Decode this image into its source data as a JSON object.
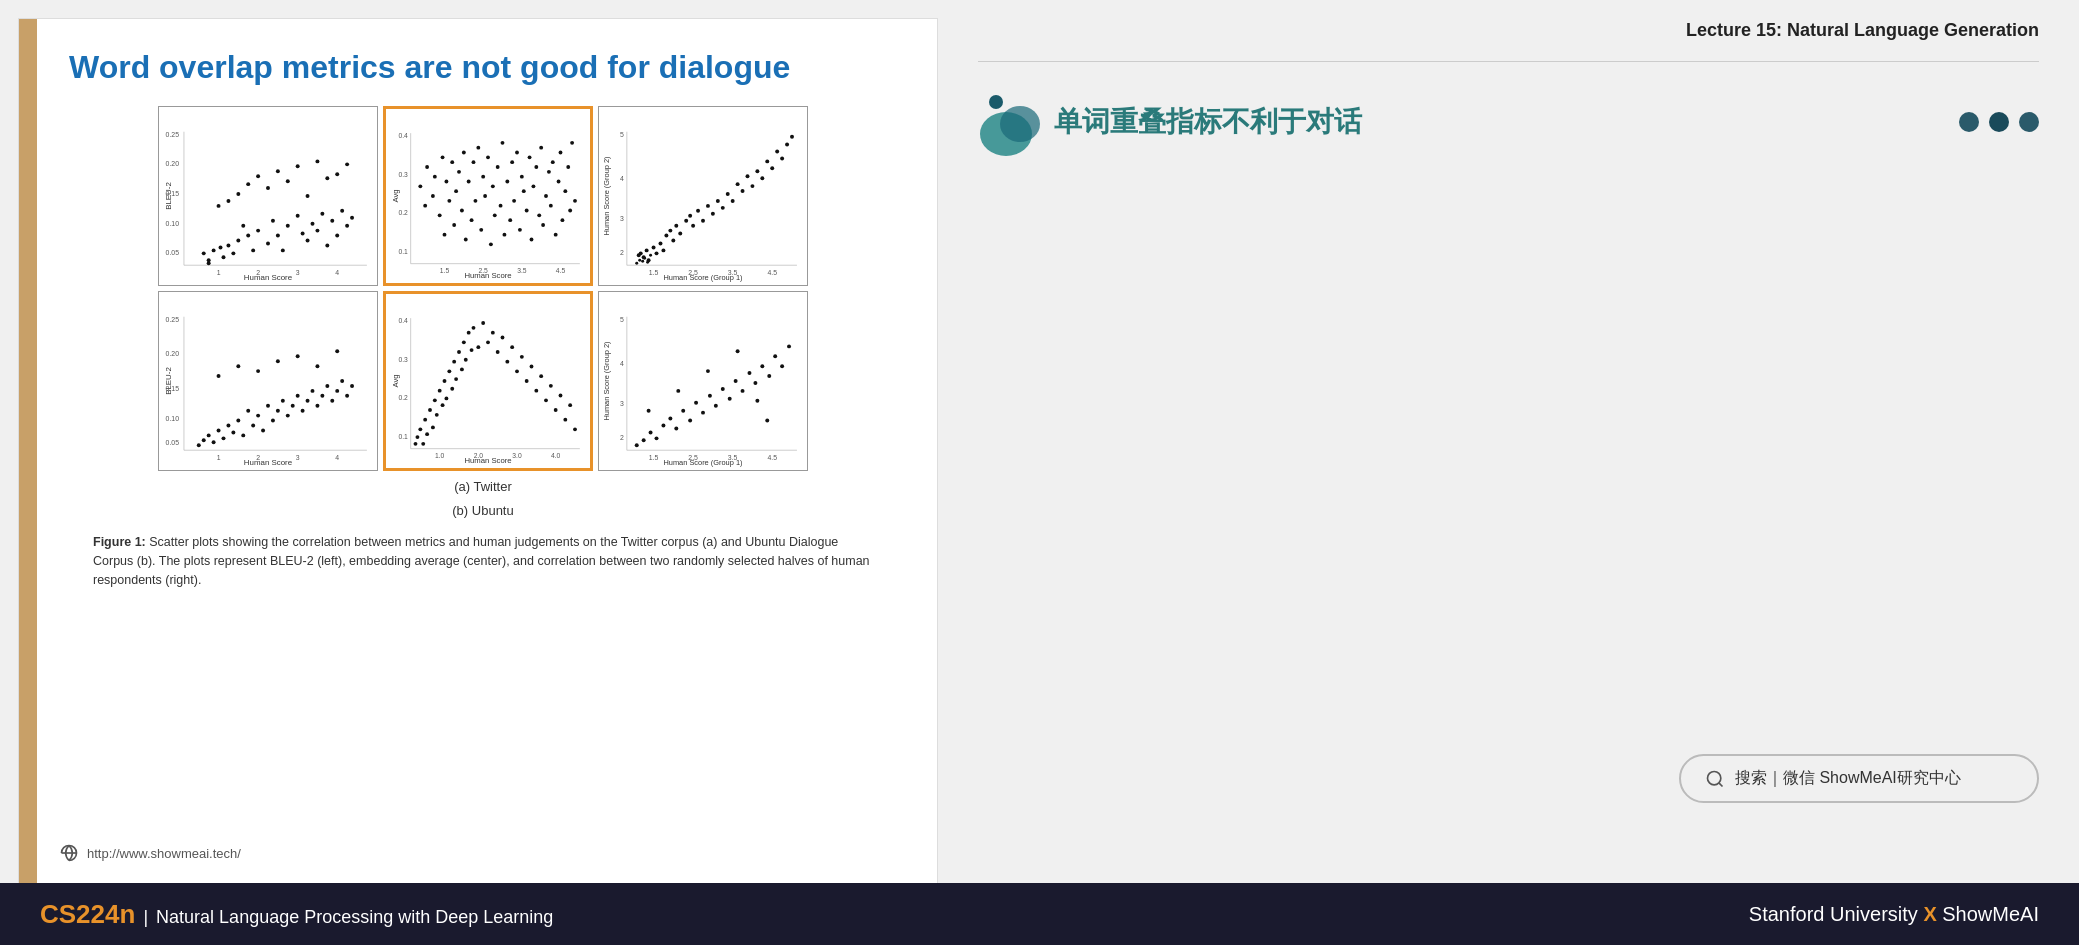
{
  "slide": {
    "title": "Word overlap metrics are not good for dialogue",
    "left_bar_color": "#c8a068",
    "url": "http://www.showmeai.tech/"
  },
  "figure": {
    "caption_num": "Figure 1:",
    "caption_text": "   Scatter plots showing the correlation between metrics and human judgements on the Twitter corpus (a) and Ubuntu Dialogue Corpus (b). The plots represent BLEU-2 (left), embedding average (center), and correlation between two randomly selected halves of human respondents (right).",
    "section_a": "(a) Twitter",
    "section_b": "(b) Ubuntu"
  },
  "right_panel": {
    "lecture_title": "Lecture 15: Natural Language Generation",
    "chinese_title": "单词重叠指标不利于对话",
    "search_text": "搜索｜微信 ShowMeAI研究中心"
  },
  "bottom_bar": {
    "course_code": "CS224n",
    "separator": "|",
    "course_desc": "Natural Language Processing with Deep Learning",
    "right_text": "Stanford University",
    "x_mark": "X",
    "brand": "ShowMeAI"
  },
  "dots": [
    {
      "label": "dot1",
      "active": true
    },
    {
      "label": "dot2",
      "active": true
    },
    {
      "label": "dot3",
      "active": true
    }
  ]
}
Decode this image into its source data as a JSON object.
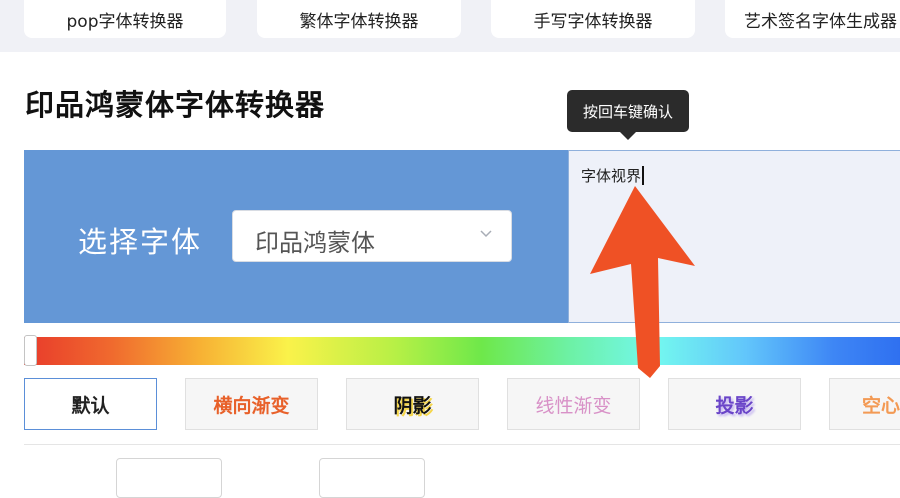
{
  "nav": {
    "items": [
      {
        "label": "pop字体转换器"
      },
      {
        "label": "繁体字体转换器"
      },
      {
        "label": "手写字体转换器"
      },
      {
        "label": "艺术签名字体生成器"
      }
    ]
  },
  "page": {
    "title": "印品鸿蒙体字体转换器"
  },
  "tooltip": {
    "text": "按回车键确认"
  },
  "font_picker": {
    "label": "选择字体",
    "selected": "印品鸿蒙体"
  },
  "text_input": {
    "value": "字体视界"
  },
  "color_slider": {
    "value": 0.0
  },
  "styles": {
    "items": [
      {
        "label": "默认",
        "active": true
      },
      {
        "label": "横向渐变"
      },
      {
        "label": "阴影"
      },
      {
        "label": "线性渐变"
      },
      {
        "label": "投影"
      },
      {
        "label": "空心"
      }
    ]
  },
  "annotation": {
    "arrow_color": "#ef5125"
  },
  "colors": {
    "panel_blue": "#6497d6",
    "active_border": "#5b8fd8",
    "tooltip_bg": "#2b2b2b"
  }
}
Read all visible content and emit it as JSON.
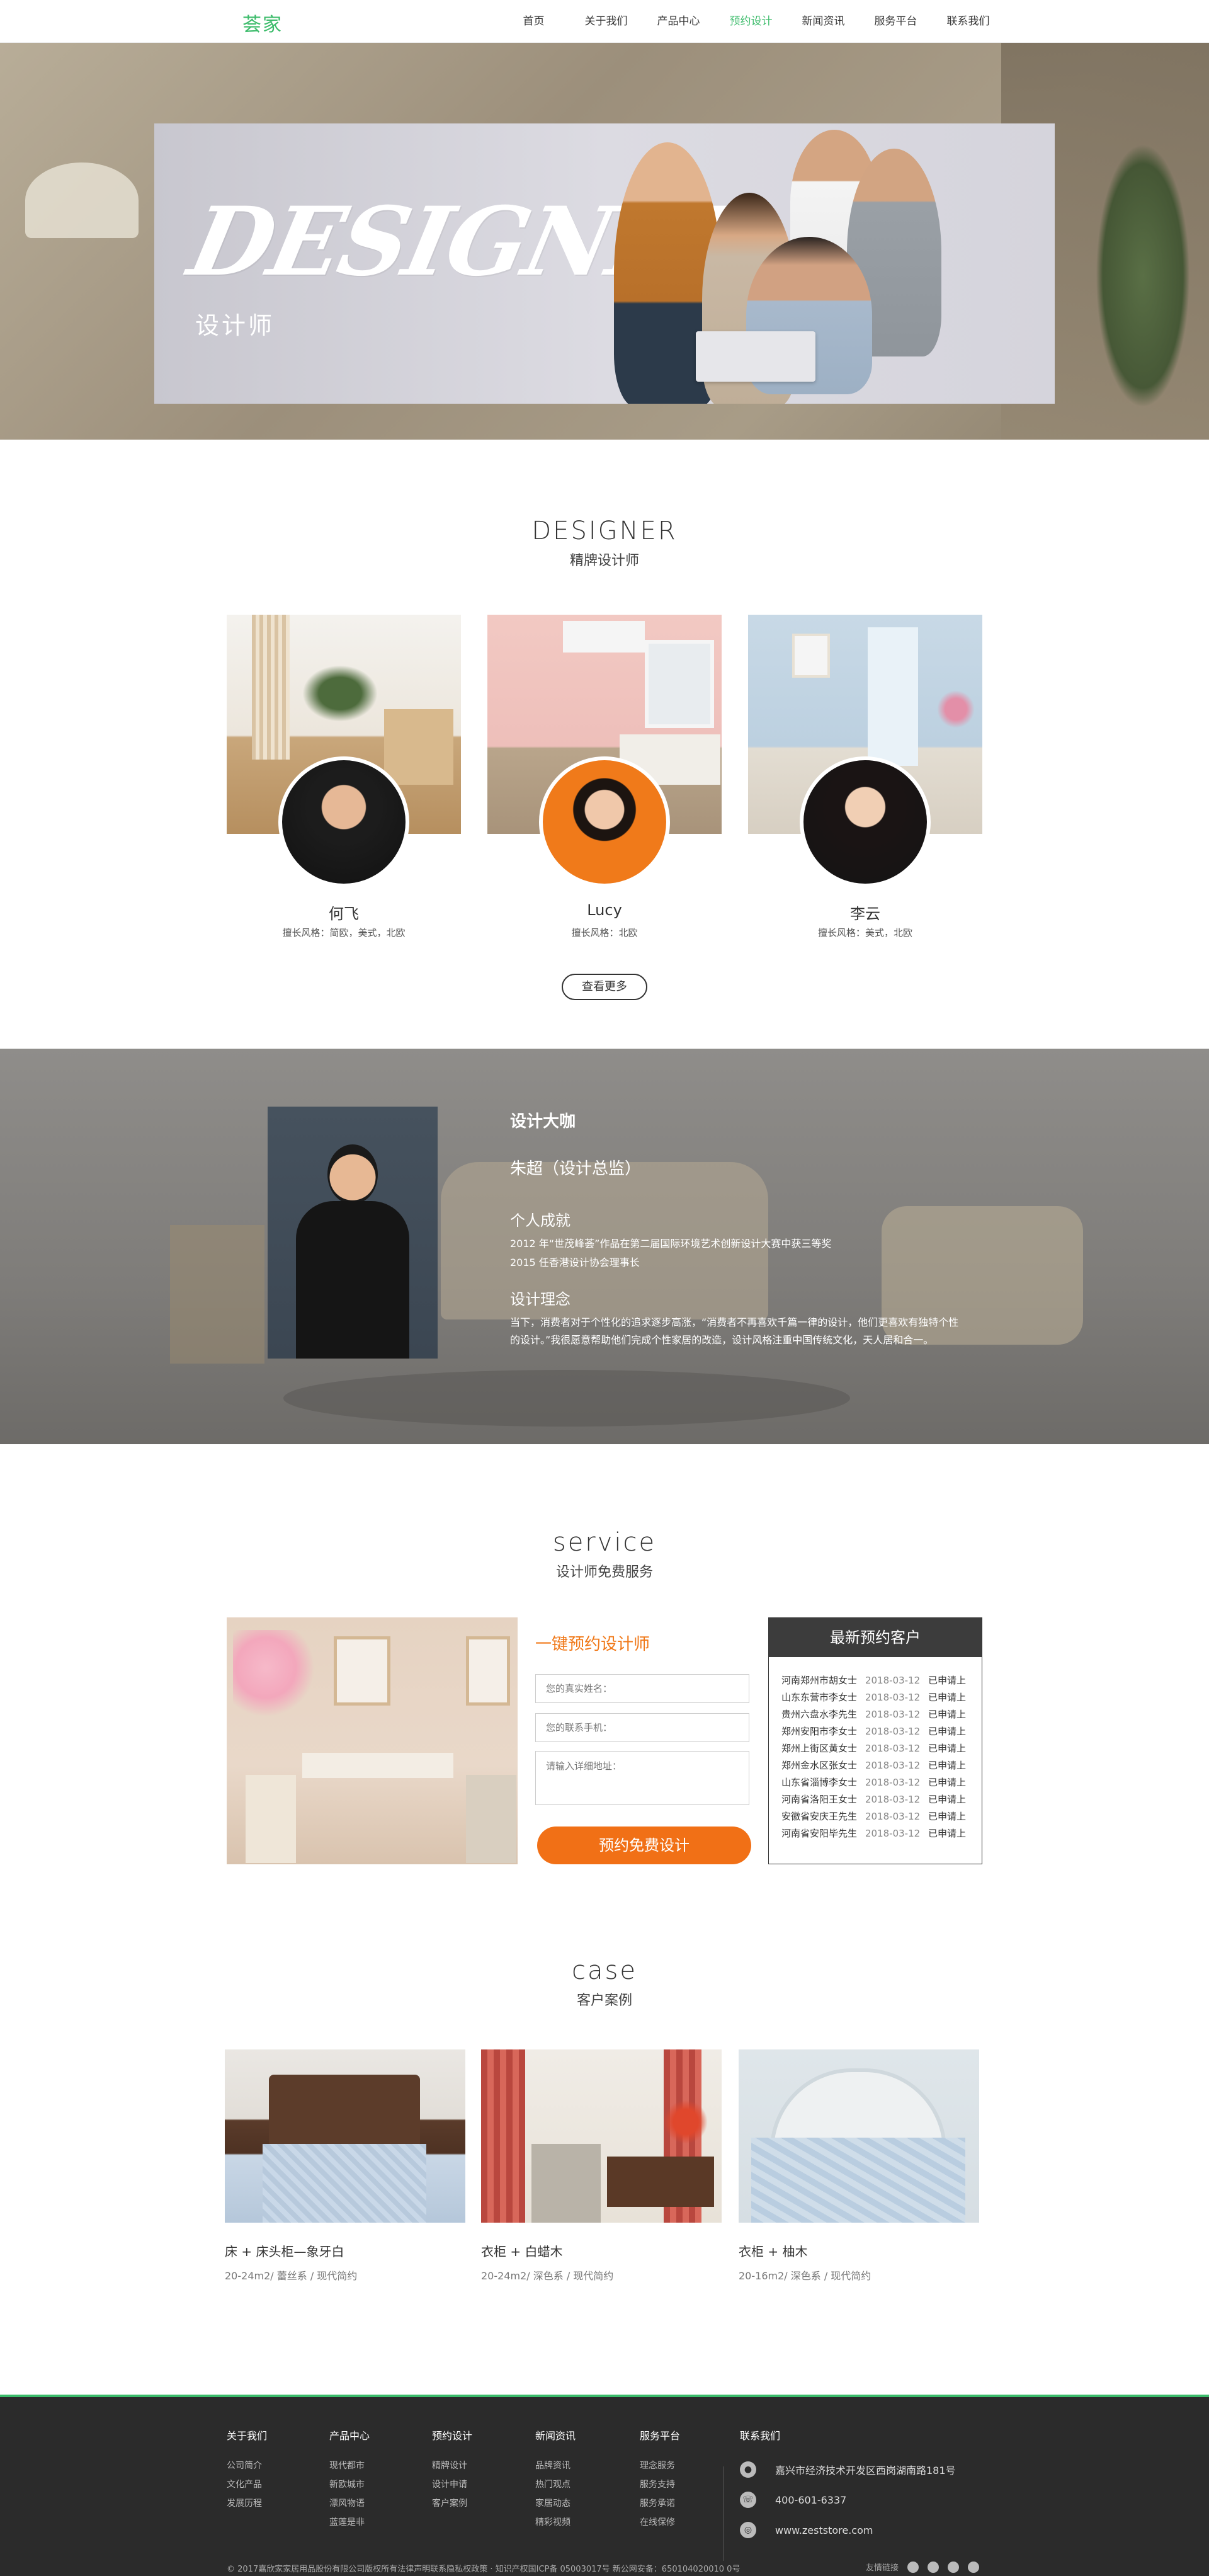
{
  "nav": {
    "logo": "荟家",
    "items": [
      "首页",
      "关于我们",
      "产品中心",
      "预约设计",
      "新闻资讯",
      "服务平台",
      "联系我们"
    ],
    "active_index": 3,
    "accent": "#3bbb6a"
  },
  "banner": {
    "title": "DESIGNER",
    "subtitle": "设计师"
  },
  "designers": {
    "en": "DESIGNER",
    "cn": "精牌设计师",
    "cards": [
      {
        "name": "何飞",
        "style": "擅长风格：简欧，美式，北欧"
      },
      {
        "name": "Lucy",
        "style": "擅长风格：北欧"
      },
      {
        "name": "李云",
        "style": "擅长风格：美式，北欧"
      }
    ],
    "more": "查看更多"
  },
  "master": {
    "title": "设计大咖",
    "name": "朱超（设计总监）",
    "achieve_title": "个人成就",
    "achievements": [
      "2012 年“世茂峰荟”作品在第二届国际环境艺术创新设计大赛中获三等奖",
      "2015 任香港设计协会理事长"
    ],
    "concept_title": "设计理念",
    "concept": "当下，消费者对于个性化的追求逐步高涨，“消费者不再喜欢千篇一律的设计，他们更喜欢有独特个性的设计。”我很愿意帮助他们完成个性家居的改造，设计风格注重中国传统文化，天人居和合一。"
  },
  "service": {
    "en": "service",
    "cn": "设计师免费服务",
    "form_title": "一键预约设计师",
    "name_placeholder": "您的真实姓名：",
    "phone_placeholder": "您的联系手机：",
    "address_placeholder": "请输入详细地址：",
    "submit": "预约免费设计",
    "accent": "#f07818",
    "latest_title": "最新预约客户",
    "latest": [
      {
        "who": "河南郑州市胡女士",
        "when": "2018-03-12",
        "status": "已申请上"
      },
      {
        "who": "山东东营市李女士",
        "when": "2018-03-12",
        "status": "已申请上"
      },
      {
        "who": "贵州六盘水李先生",
        "when": "2018-03-12",
        "status": "已申请上"
      },
      {
        "who": "郑州安阳市李女士",
        "when": "2018-03-12",
        "status": "已申请上"
      },
      {
        "who": "郑州上街区黄女士",
        "when": "2018-03-12",
        "status": "已申请上"
      },
      {
        "who": "郑州金水区张女士",
        "when": "2018-03-12",
        "status": "已申请上"
      },
      {
        "who": "山东省淄博李女士",
        "when": "2018-03-12",
        "status": "已申请上"
      },
      {
        "who": "河南省洛阳王女士",
        "when": "2018-03-12",
        "status": "已申请上"
      },
      {
        "who": "安徽省安庆王先生",
        "when": "2018-03-12",
        "status": "已申请上"
      },
      {
        "who": "河南省安阳毕先生",
        "when": "2018-03-12",
        "status": "已申请上"
      }
    ]
  },
  "cases": {
    "en": "case",
    "cn": "客户案例",
    "items": [
      {
        "title": "床 + 床头柜—象牙白",
        "meta": "20-24m2/ 蕾丝系 / 现代简约"
      },
      {
        "title": "衣柜 + 白蜡木",
        "meta": "20-24m2/ 深色系 / 现代简约"
      },
      {
        "title": "衣柜 + 柚木",
        "meta": "20-16m2/ 深色系 / 现代简约"
      }
    ]
  },
  "footer": {
    "cols": [
      {
        "head": "关于我们",
        "links": [
          "公司简介",
          "文化产品",
          "发展历程"
        ]
      },
      {
        "head": "产品中心",
        "links": [
          "现代都市",
          "新欧城市",
          "漂风物语",
          "蓝莲是非"
        ]
      },
      {
        "head": "预约设计",
        "links": [
          "精牌设计",
          "设计申请",
          "客户案例"
        ]
      },
      {
        "head": "新闻资讯",
        "links": [
          "品牌资讯",
          "热门观点",
          "家居动态",
          "精彩视频"
        ]
      },
      {
        "head": "服务平台",
        "links": [
          "理念服务",
          "服务支持",
          "服务承诺",
          "在线保修"
        ]
      }
    ],
    "contact_head": "联系我们",
    "address": "嘉兴市经济技术开发区西岗湖南路181号",
    "phone": "400-601-6337",
    "site": "www.zeststore.com",
    "copyright": "© 2017嘉欣家家居用品股份有限公司版权所有法律声明联系隐私权政策 · 知识产权国ICP备 05003017号 新公网安备：650104020010 0号",
    "share_label": "友情链接"
  }
}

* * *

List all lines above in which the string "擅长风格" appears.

_WORKED SOLUTION_:
        "style": "擅长风格：简欧，美式，北欧"
        "style": "擅长风格：北欧"
        "style": "擅长风格：美式，北欧"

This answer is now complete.